◆ Entries shown ◆
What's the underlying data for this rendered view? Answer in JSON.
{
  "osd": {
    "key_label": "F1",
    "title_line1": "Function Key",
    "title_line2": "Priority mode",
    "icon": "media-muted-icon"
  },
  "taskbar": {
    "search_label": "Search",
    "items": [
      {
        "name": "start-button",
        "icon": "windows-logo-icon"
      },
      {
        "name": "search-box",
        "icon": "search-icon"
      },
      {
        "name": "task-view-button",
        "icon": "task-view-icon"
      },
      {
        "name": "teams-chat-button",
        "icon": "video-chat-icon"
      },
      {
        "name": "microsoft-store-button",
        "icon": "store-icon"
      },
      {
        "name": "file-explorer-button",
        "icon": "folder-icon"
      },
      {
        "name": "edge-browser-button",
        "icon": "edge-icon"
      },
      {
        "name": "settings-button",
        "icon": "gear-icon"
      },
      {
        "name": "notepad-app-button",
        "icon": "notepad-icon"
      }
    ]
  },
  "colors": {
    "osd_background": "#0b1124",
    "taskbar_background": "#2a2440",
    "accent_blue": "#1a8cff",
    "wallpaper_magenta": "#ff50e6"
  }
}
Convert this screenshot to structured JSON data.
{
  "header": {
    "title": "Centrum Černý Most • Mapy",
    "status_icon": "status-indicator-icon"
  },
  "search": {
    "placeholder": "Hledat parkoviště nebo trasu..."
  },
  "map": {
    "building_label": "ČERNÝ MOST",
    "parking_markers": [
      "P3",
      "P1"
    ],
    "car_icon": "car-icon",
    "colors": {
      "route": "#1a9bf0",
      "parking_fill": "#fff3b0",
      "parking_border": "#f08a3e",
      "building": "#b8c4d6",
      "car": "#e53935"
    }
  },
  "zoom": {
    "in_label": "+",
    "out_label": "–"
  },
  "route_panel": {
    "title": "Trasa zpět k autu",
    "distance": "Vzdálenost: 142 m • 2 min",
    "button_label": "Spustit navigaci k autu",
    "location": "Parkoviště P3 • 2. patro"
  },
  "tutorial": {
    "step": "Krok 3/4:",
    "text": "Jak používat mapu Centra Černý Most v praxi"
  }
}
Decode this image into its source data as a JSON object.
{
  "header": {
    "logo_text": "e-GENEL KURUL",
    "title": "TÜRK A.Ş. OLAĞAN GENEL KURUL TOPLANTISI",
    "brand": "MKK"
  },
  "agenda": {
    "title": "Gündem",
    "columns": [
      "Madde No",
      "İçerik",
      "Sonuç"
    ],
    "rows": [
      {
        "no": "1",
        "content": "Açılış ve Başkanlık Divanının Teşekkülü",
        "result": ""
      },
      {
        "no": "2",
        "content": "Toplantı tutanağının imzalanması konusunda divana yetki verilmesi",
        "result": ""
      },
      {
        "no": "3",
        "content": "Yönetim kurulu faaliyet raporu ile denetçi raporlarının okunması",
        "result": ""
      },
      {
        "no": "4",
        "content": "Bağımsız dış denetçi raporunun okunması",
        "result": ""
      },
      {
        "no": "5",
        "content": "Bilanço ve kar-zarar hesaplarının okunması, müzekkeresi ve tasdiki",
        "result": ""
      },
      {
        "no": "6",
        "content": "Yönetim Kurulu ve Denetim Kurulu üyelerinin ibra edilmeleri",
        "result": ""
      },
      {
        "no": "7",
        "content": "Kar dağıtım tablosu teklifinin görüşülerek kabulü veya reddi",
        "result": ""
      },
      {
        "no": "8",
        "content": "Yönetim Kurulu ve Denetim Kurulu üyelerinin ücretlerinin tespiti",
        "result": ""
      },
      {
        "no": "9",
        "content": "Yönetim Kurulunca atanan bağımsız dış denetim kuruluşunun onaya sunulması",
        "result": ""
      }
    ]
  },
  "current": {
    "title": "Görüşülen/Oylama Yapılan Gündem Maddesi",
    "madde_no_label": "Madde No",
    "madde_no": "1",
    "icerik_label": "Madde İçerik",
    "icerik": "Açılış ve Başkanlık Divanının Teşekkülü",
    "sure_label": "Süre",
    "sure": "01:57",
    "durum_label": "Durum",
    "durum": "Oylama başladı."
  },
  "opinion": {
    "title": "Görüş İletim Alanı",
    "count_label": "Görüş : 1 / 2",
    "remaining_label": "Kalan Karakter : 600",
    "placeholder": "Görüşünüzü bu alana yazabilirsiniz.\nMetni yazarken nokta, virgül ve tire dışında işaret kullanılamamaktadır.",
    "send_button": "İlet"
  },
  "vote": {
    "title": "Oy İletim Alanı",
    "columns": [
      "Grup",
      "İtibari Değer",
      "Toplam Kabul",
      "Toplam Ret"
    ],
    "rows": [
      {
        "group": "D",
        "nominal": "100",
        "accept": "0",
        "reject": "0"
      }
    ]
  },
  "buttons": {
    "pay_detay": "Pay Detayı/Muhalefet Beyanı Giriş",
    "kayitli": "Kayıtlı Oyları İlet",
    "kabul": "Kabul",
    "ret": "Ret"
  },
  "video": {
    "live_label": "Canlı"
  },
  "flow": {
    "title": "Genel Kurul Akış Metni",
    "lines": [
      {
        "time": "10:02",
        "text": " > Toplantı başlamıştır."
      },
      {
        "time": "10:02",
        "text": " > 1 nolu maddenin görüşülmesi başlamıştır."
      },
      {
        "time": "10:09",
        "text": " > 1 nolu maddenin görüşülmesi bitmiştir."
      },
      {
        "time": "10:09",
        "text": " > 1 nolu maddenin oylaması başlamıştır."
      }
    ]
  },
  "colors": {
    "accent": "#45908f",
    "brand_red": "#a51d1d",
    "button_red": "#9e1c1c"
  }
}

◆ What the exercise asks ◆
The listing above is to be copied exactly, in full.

◆ Answer for this exercise ◆
What's the underlying data for this rendered view? Answer in JSON.
{
  "osd": {
    "key_label": "F1",
    "title_line1": "Function Key",
    "title_line2": "Priority mode",
    "icon": "media-muted-icon"
  },
  "taskbar": {
    "search_label": "Search",
    "items": [
      {
        "name": "start-button",
        "icon": "windows-logo-icon"
      },
      {
        "name": "search-box",
        "icon": "search-icon"
      },
      {
        "name": "task-view-button",
        "icon": "task-view-icon"
      },
      {
        "name": "teams-chat-button",
        "icon": "video-chat-icon"
      },
      {
        "name": "microsoft-store-button",
        "icon": "store-icon"
      },
      {
        "name": "file-explorer-button",
        "icon": "folder-icon"
      },
      {
        "name": "edge-browser-button",
        "icon": "edge-icon"
      },
      {
        "name": "settings-button",
        "icon": "gear-icon"
      },
      {
        "name": "notepad-app-button",
        "icon": "notepad-icon"
      }
    ]
  },
  "colors": {
    "osd_background": "#0b1124",
    "taskbar_background": "#2a2440",
    "accent_blue": "#1a8cff",
    "wallpaper_magenta": "#ff50e6"
  }
}
Convert this screenshot to structured JSON data.
{
  "header": {
    "title": "Centrum Černý Most • Mapy",
    "status_icon": "status-indicator-icon"
  },
  "search": {
    "placeholder": "Hledat parkoviště nebo trasu..."
  },
  "map": {
    "building_label": "ČERNÝ MOST",
    "parking_markers": [
      "P3",
      "P1"
    ],
    "car_icon": "car-icon",
    "colors": {
      "route": "#1a9bf0",
      "parking_fill": "#fff3b0",
      "parking_border": "#f08a3e",
      "building": "#b8c4d6",
      "car": "#e53935"
    }
  },
  "zoom": {
    "in_label": "+",
    "out_label": "–"
  },
  "route_panel": {
    "title": "Trasa zpět k autu",
    "distance": "Vzdálenost: 142 m • 2 min",
    "button_label": "Spustit navigaci k autu",
    "location": "Parkoviště P3 • 2. patro"
  },
  "tutorial": {
    "step": "Krok 3/4:",
    "text": "Jak používat mapu Centra Černý Most v praxi"
  }
}
Decode this image into its source data as a JSON object.
{
  "header": {
    "logo_text": "e-GENEL KURUL",
    "title": "TÜRK A.Ş. OLAĞAN GENEL KURUL TOPLANTISI",
    "brand": "MKK"
  },
  "agenda": {
    "title": "Gündem",
    "columns": [
      "Madde No",
      "İçerik",
      "Sonuç"
    ],
    "rows": [
      {
        "no": "1",
        "content": "Açılış ve Başkanlık Divanının Teşekkülü",
        "result": ""
      },
      {
        "no": "2",
        "content": "Toplantı tutanağının imzalanması konusunda divana yetki verilmesi",
        "result": ""
      },
      {
        "no": "3",
        "content": "Yönetim kurulu faaliyet raporu ile denetçi raporlarının okunması",
        "result": ""
      },
      {
        "no": "4",
        "content": "Bağımsız dış denetçi raporunun okunması",
        "result": ""
      },
      {
        "no": "5",
        "content": "Bilanço ve kar-zarar hesaplarının okunması, müzekkeresi ve tasdiki",
        "result": ""
      },
      {
        "no": "6",
        "content": "Yönetim Kurulu ve Denetim Kurulu üyelerinin ibra edilmeleri",
        "result": ""
      },
      {
        "no": "7",
        "content": "Kar dağıtım tablosu teklifinin görüşülerek kabulü veya reddi",
        "result": ""
      },
      {
        "no": "8",
        "content": "Yönetim Kurulu ve Denetim Kurulu üyelerinin ücretlerinin tespiti",
        "result": ""
      },
      {
        "no": "9",
        "content": "Yönetim Kurulunca atanan bağımsız dış denetim kuruluşunun onaya sunulması",
        "result": ""
      }
    ]
  },
  "current": {
    "title": "Görüşülen/Oylama Yapılan Gündem Maddesi",
    "madde_no_label": "Madde No",
    "madde_no": "1",
    "icerik_label": "Madde İçerik",
    "icerik": "Açılış ve Başkanlık Divanının Teşekkülü",
    "sure_label": "Süre",
    "sure": "01:57",
    "durum_label": "Durum",
    "durum": "Oylama başladı."
  },
  "opinion": {
    "title": "Görüş İletim Alanı",
    "count_label": "Görüş : 1 / 2",
    "remaining_label": "Kalan Karakter : 600",
    "placeholder": "Görüşünüzü bu alana yazabilirsiniz.\nMetni yazarken nokta, virgül ve tire dışında işaret kullanılamamaktadır.",
    "send_button": "İlet"
  },
  "vote": {
    "title": "Oy İletim Alanı",
    "columns": [
      "Grup",
      "İtibari Değer",
      "Toplam Kabul",
      "Toplam Ret"
    ],
    "rows": [
      {
        "group": "D",
        "nominal": "100",
        "accept": "0",
        "reject": "0"
      }
    ]
  },
  "buttons": {
    "pay_detay": "Pay Detayı/Muhalefet Beyanı Giriş",
    "kayitli": "Kayıtlı Oyları İlet",
    "kabul": "Kabul",
    "ret": "Ret"
  },
  "video": {
    "live_label": "Canlı"
  },
  "flow": {
    "title": "Genel Kurul Akış Metni",
    "lines": [
      {
        "time": "10:02",
        "text": " > Toplantı başlamıştır."
      },
      {
        "time": "10:02",
        "text": " > 1 nolu maddenin görüşülmesi başlamıştır."
      },
      {
        "time": "10:09",
        "text": " > 1 nolu maddenin görüşülmesi bitmiştir."
      },
      {
        "time": "10:09",
        "text": " > 1 nolu maddenin oylaması başlamıştır."
      }
    ]
  },
  "colors": {
    "accent": "#45908f",
    "brand_red": "#a51d1d",
    "button_red": "#9e1c1c"
  }
}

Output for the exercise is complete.